#### Exercise instructions:
Each line below with the word "JSON" needs to be copied.

#### Data to use:
────────────────────

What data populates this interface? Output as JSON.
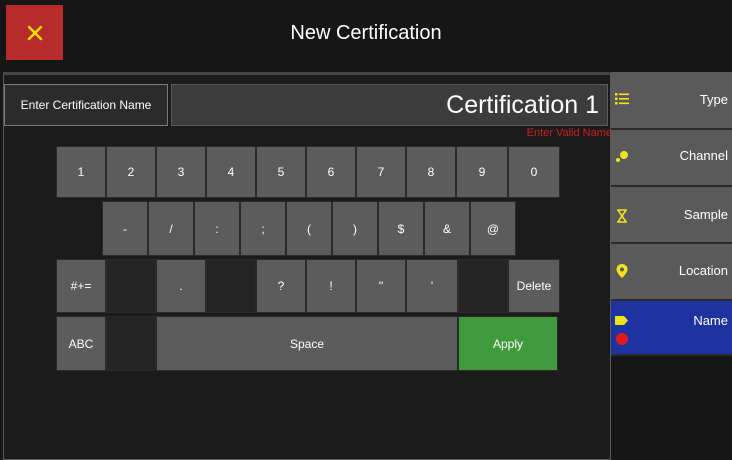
{
  "header": {
    "title": "New Certification",
    "close_icon": "close-icon"
  },
  "name_entry": {
    "label": "Enter Certification Name",
    "value": "Certification 1",
    "error": "Enter Valid Name"
  },
  "keyboard": {
    "row1": [
      "1",
      "2",
      "3",
      "4",
      "5",
      "6",
      "7",
      "8",
      "9",
      "0"
    ],
    "row2": [
      "-",
      "/",
      ":",
      ";",
      "(",
      ")",
      "$",
      "&",
      "@"
    ],
    "row3": [
      "#+=",
      "",
      ".",
      "",
      "?",
      "!",
      "\"",
      "'",
      "",
      "Delete"
    ],
    "row4": {
      "abc": "ABC",
      "space": "Space",
      "apply": "Apply"
    }
  },
  "sidebar": {
    "items": [
      {
        "label": "Type",
        "icon": "list-icon"
      },
      {
        "label": "Channel",
        "icon": "channel-icon"
      },
      {
        "label": "Sample",
        "icon": "hourglass-icon"
      },
      {
        "label": "Location",
        "icon": "location-pin-icon"
      },
      {
        "label": "Name",
        "icon": "tag-icon",
        "active": true
      }
    ]
  },
  "colors": {
    "accent_close": "#b72b2b",
    "apply_green": "#3f9a3b",
    "active_blue": "#1d33a0",
    "icon_yellow": "#f2e21d",
    "error_red": "#c62020"
  }
}
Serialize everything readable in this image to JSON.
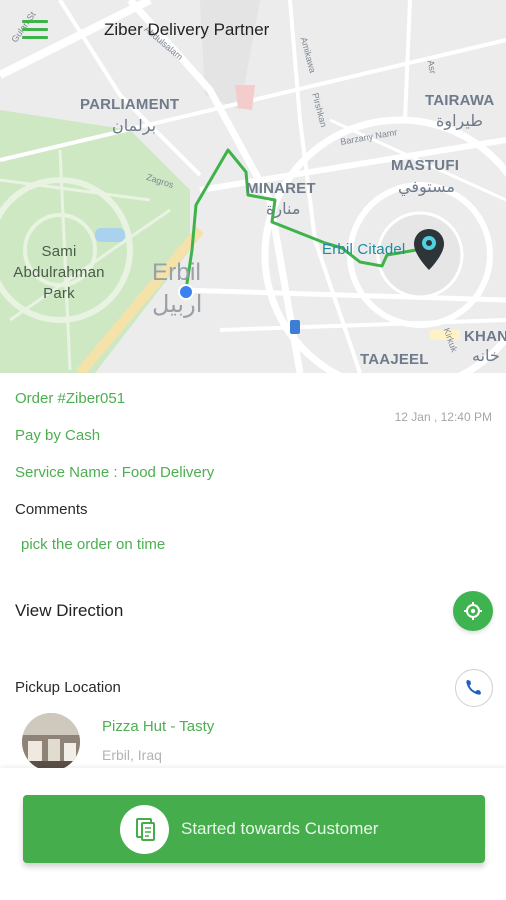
{
  "header": {
    "title": "Ziber Delivery Partner",
    "menu_icon": "hamburger-menu-icon",
    "accent": "#3db34a"
  },
  "map": {
    "labels": {
      "parliament": "PARLIAMENT",
      "parliament_ar": "برلمان",
      "tairawa": "TAIRAWA",
      "tairawa_ar": "طيراوة",
      "mastufi": "MASTUFI",
      "mastufi_ar": "مستوفي",
      "minaret": "MINARET",
      "minaret_ar": "منارة",
      "park_line1": "Sami",
      "park_line2": "Abdulrahman",
      "park_line3": "Park",
      "erbil": "Erbil",
      "erbil_ar": "اربيل",
      "citadel": "Erbil Citadel",
      "taajeel": "TAAJEEL",
      "khan": "KHAN",
      "khan_ar": "خانه"
    },
    "streets": {
      "s1": "Gulan St",
      "s2": "Abdulsalam",
      "s3": "Amikawa",
      "s4": "Pirshkan",
      "s5": "Barzany Namr",
      "s6": "Zagros",
      "s7": "Kirkuk",
      "s8": "Asr"
    },
    "route_color": "#3db34a",
    "destination_icon": "map-pin-icon",
    "origin_icon": "location-dot-icon"
  },
  "order": {
    "number": "Order #Ziber051",
    "payment": "Pay by Cash",
    "service": "Service Name : Food Delivery",
    "date": "12 Jan , 12:40 PM",
    "comments_label": "Comments",
    "comments_text": "pick the order on time",
    "view_direction": "View Direction",
    "navigation_icon": "navigation-target-icon",
    "pickup_label": "Pickup Location",
    "call_icon": "phone-icon",
    "store_name": "Pizza Hut - Tasty",
    "store_location": "Erbil, Iraq"
  },
  "action": {
    "label": "Started towards Customer",
    "icon": "delivery-status-icon",
    "color": "#45ad4c"
  }
}
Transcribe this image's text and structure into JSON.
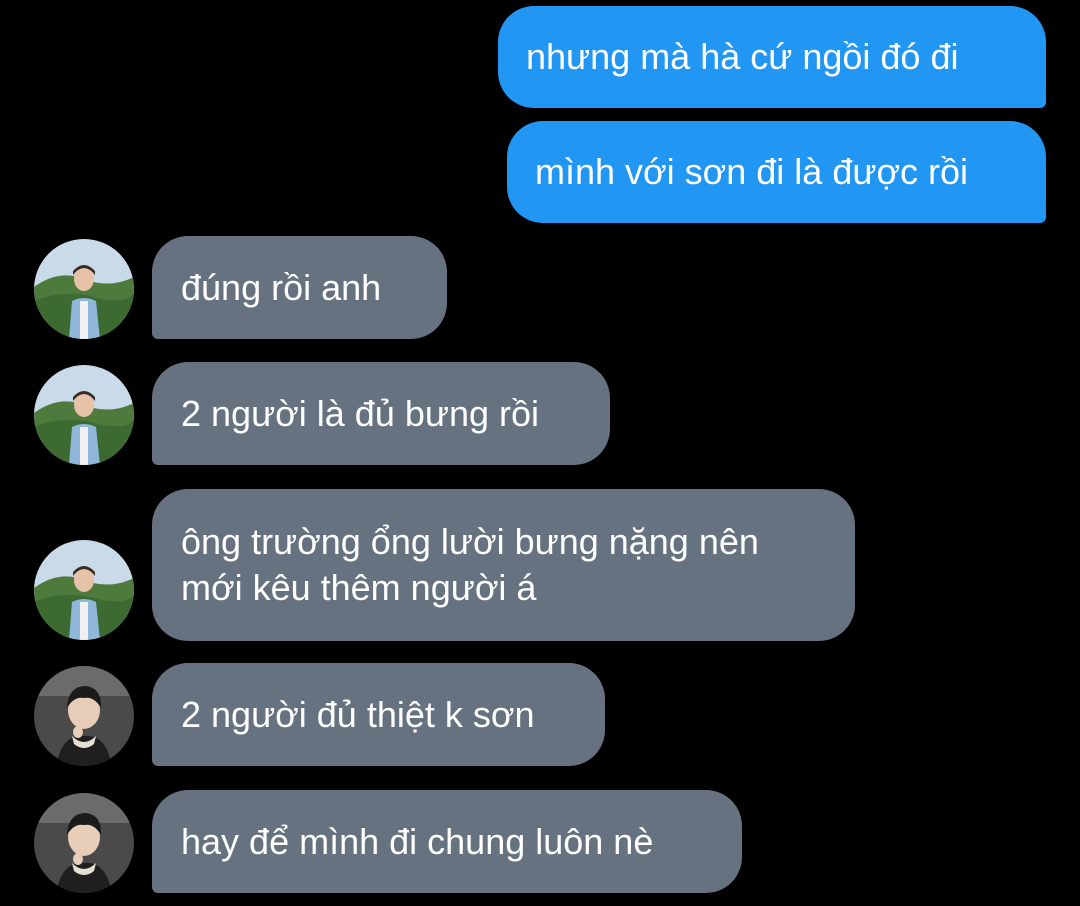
{
  "colors": {
    "background": "#000000",
    "outgoing_bubble": "#2196f3",
    "incoming_bubble": "#66727f",
    "text": "#ffffff"
  },
  "messages": [
    {
      "direction": "outgoing",
      "text": "nhưng mà hà cứ ngồi đó đi"
    },
    {
      "direction": "outgoing",
      "text": "mình với sơn đi là được rồi"
    },
    {
      "direction": "incoming",
      "avatar": "avatar-user-a",
      "text": "đúng rồi anh"
    },
    {
      "direction": "incoming",
      "avatar": "avatar-user-a",
      "text": "2 người là đủ bưng rồi"
    },
    {
      "direction": "incoming",
      "avatar": "avatar-user-a",
      "lines": [
        "ông trường ổng lười bưng nặng nên",
        "mới kêu thêm người á"
      ]
    },
    {
      "direction": "incoming",
      "avatar": "avatar-user-b",
      "text": "2 người đủ thiệt k sơn"
    },
    {
      "direction": "incoming",
      "avatar": "avatar-user-b",
      "text": "hay để mình đi chung luôn nè"
    }
  ]
}
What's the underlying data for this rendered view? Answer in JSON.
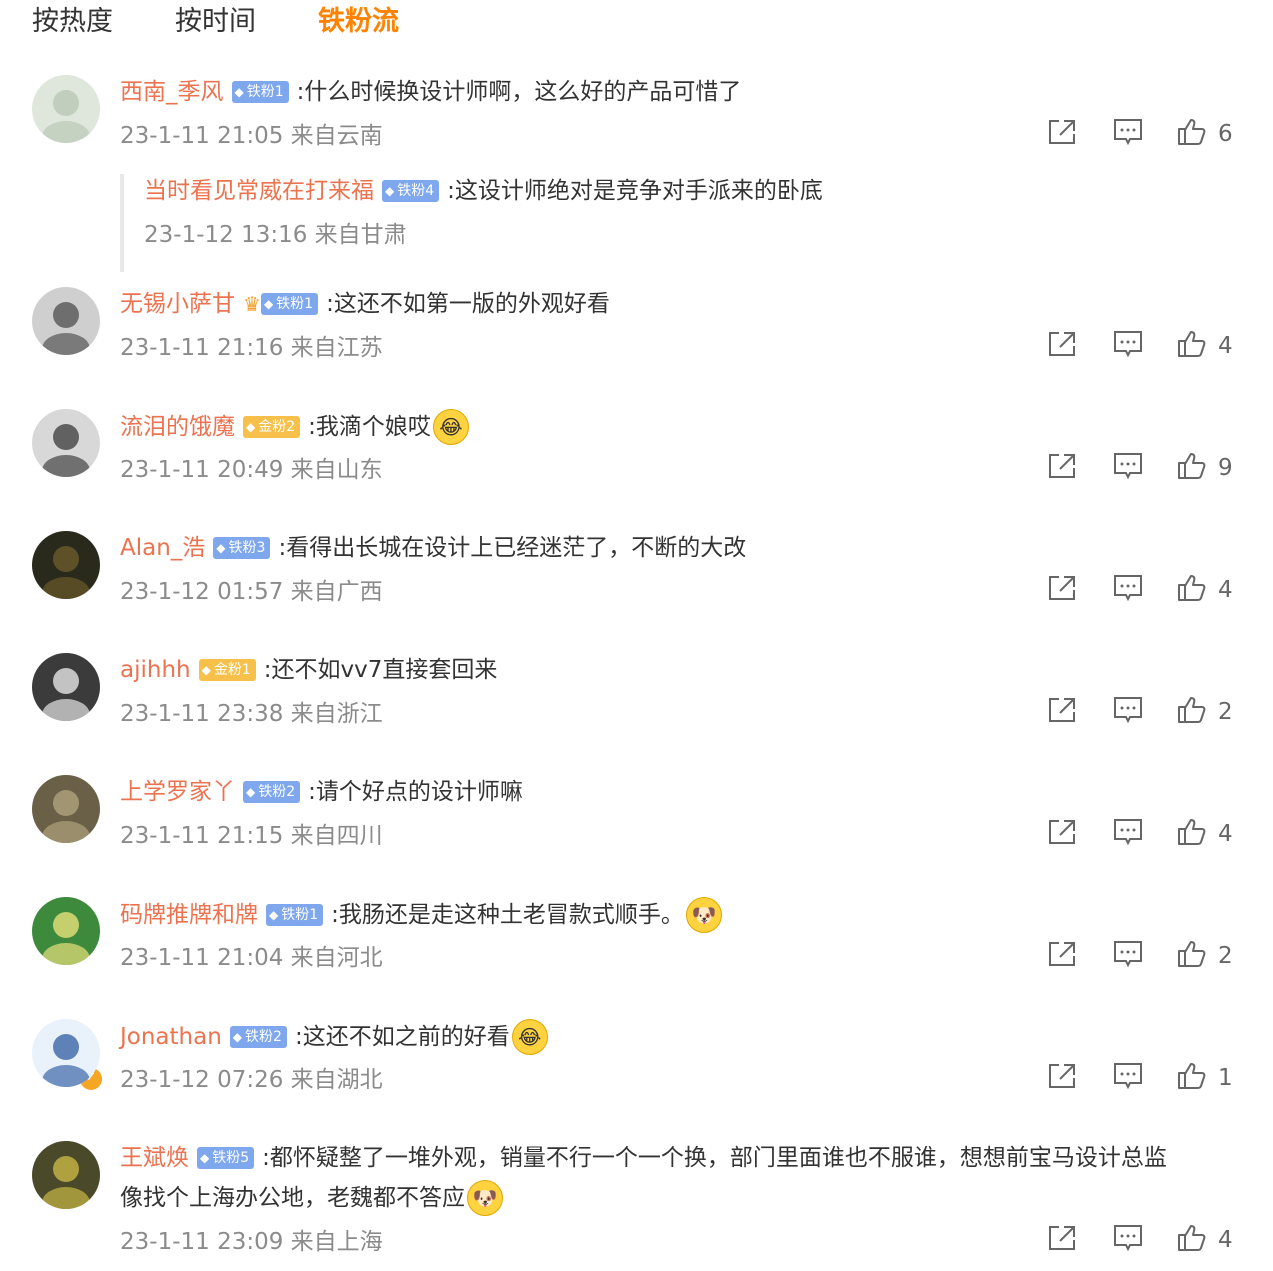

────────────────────

#### Answer for the task:
What data populates this interface? Output as JSON.
Serialize everything readable in this image to JSON.
Transcribe this image's text and structure into JSON.
What's the underlying data for this rendered view? Answer in JSON.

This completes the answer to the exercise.